Sun Microsystems President and CEO Scott McNealy this week told a Congressional committee that Microsoft's practices are hurting consumer choice and the US Department of Justice is right to "scrutinise" the company.
"We need a competitive industry," said McNealy to the Joint Economic Committee, which held its third and last hearing today on the high-tech industry.
But, McNealy said, Microsoft's control over productivity applications, such as word processing, spreadsheets and operating systems, has curtailed investment in those areas. And he warned of Microsoft's movement in the Internet appliance area.
"Would AT&T really be using CE [Microsoft's operating system for handheld devices] if they hadn't gotten a $5 billion investment from Microsoft?" said McNealy. Sun makes a rival Java-based appliance operating system.
Shortly after McNealy finished testifying, Microsoft Chairman and CEO Bill Gates joined about a dozen other high-tech executives to talk about legislative initiatives in the high-tech area.

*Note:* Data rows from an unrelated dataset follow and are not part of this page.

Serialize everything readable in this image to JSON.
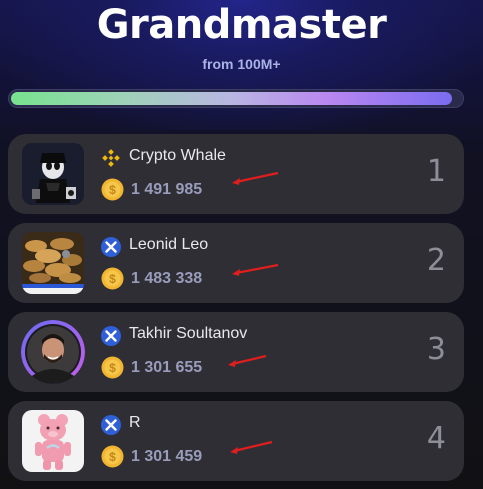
{
  "header": {
    "title": "Grandmaster",
    "subtitle": "from 100M+"
  },
  "progress": {
    "fraction": 0.98
  },
  "colors": {
    "accent_red_arrow": "#e01e1e",
    "coin_gold": "#f2b530",
    "score_text": "#9a9cbc"
  },
  "leaderboard": [
    {
      "name": "Crypto Whale",
      "score": "1 491 985",
      "rank": "1",
      "badge_icon": "binance-icon",
      "avatar": "skeleton-avatar"
    },
    {
      "name": "Leonid Leo",
      "score": "1 483 338",
      "rank": "2",
      "badge_icon": "x-logo-icon",
      "avatar": "coins-pile-avatar"
    },
    {
      "name": "Takhir Soultanov",
      "score": "1 301 655",
      "rank": "3",
      "badge_icon": "x-logo-icon",
      "avatar": "man-portrait-avatar"
    },
    {
      "name": "R",
      "score": "1 301 459",
      "rank": "4",
      "badge_icon": "x-logo-icon",
      "avatar": "pink-bear-avatar"
    }
  ]
}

The purpose was to release a new study prepared by the Business Software Alliance that added up the contributions the high-tech industry is making to the economy. The executives also discussed top legislation issues: encryption export controls, Y2K liability protections and "Net friendly" legislation that doesn't restrict e-commerce.
In what may have been a response to critics who argue Microsoft is hurting innovation, Gates said "the rate of new company formation is at an all-time high and that is pushing the innovation forward."
According to the BSA study, the software industry will surpass the automotive industry as the largest contributor to the U.S. economy by the year 2000 (see story). The annual receipts of the software industry last year were nearly $141 billion.